A Batarang is a roughly bat-shaped throwing weapon used by the DC Comics superhero Batman. The name is a portmanteau of bat and boomerang, and was originally spelled baterang. Although they are named after boomerangs, batarangs have become more like shuriken in recent interpretations. Batman has unerring accuracy with a batarang -- he never misses. They have since become a staple of Batman's arsenal, appearing in every major Batman television and movie adaptation to date. Recent interpretations of the Dark Knight finds additional motivation to use the batarang as a ranged attack alternative to firearms, which he rejects outright due to the circumstances of his parents' murder.
Batgirl also uses batarangs. Nightwing, a former Robin, is known to use his own modified batarangs1
called Wing-Dings, which are styled after a bird. Tim Drake, the third Robin, also possesses his own 'R'-shaped shuriken. In an issue of Teen Titans (Vol. 3), Drake claims that he hid the costs for shipping a Batmobile from Gotham City to San Francisco in "the batarang budget", which he tells the others is "bigger than you might think". The current version of Batwoman, who was introduced in the 52 continuity, uses a miniature batarang. Catman also uses weapons inspired by Batman's and calls them "catarangs". Like Robin, Anarky, an occasional antagonist of Batman, also makes use of shuriken formed after his own gimmick, the "circle-a".

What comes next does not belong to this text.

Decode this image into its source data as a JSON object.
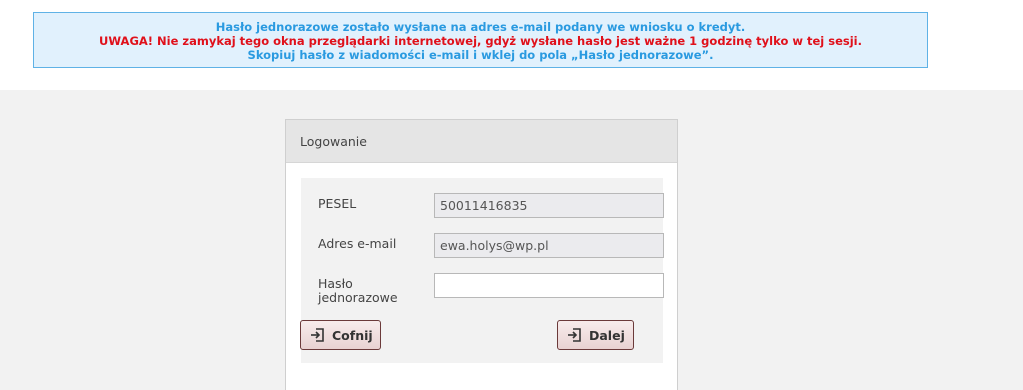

A Throwing Bird2
is a roughly bird-shaped throwing weapon used by the DC Comics superhero Robin as a non-lethal ranged attack alternative to firearms. They are similar to batarangs3

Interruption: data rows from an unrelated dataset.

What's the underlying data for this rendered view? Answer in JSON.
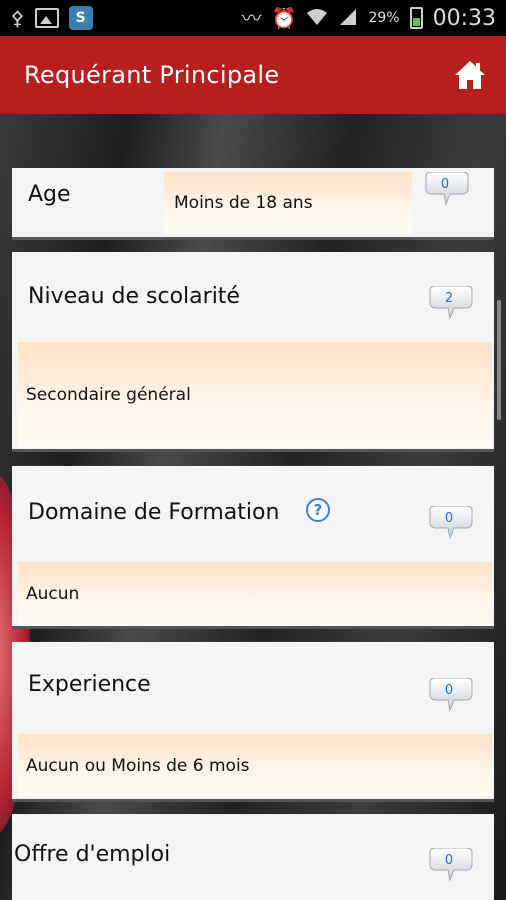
{
  "status_bar": {
    "battery": "29%",
    "time": "00:33",
    "icons": [
      "usb-icon",
      "image-icon",
      "skype-icon",
      "vibrate-icon",
      "alarm-icon",
      "wifi-icon",
      "signal-icon",
      "battery-charging-icon"
    ]
  },
  "action_bar": {
    "title": "Requérant Principale",
    "home_icon": "home-icon"
  },
  "items": [
    {
      "label": "Age",
      "value": "Moins de 18 ans",
      "count": "0"
    },
    {
      "label": "Niveau de scolarité",
      "value": "Secondaire général",
      "count": "2"
    },
    {
      "label": "Domaine de Formation",
      "value": "Aucun",
      "count": "0",
      "help": "?"
    },
    {
      "label": "Experience",
      "value": "Aucun ou Moins de 6 mois",
      "count": "0"
    },
    {
      "label": "Offre d'emploi",
      "count": "0"
    }
  ],
  "colors": {
    "action_bar": "#b81e1e",
    "value_bg": "#ffe2c4",
    "bubble_text": "#2a6ab8"
  }
}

. They first gained prominence in the 1997 live-action film Batman & Robin. The Throwing Birds in that particular film have silver edges with a red design. As with Batman, Robin can launch his weapon with a launcher located on his lower arm.
Batarangs first appeared in Detective Comics #31 (Sept. 1939). The earliest depictions were of scalloped, metal boomerangs which were used to attack opponents before quickly flying back to the thrower. However, variations of batarangs include those which are able to be folded to fit into Batman's utility belt, those which can be explosively charged and those which are electrified. A grappling hook made out of a batarang and a rope was common until Batman used a grapple gun in the 1989 Batman film; that tool became the standard in the subsequent animated series and comics.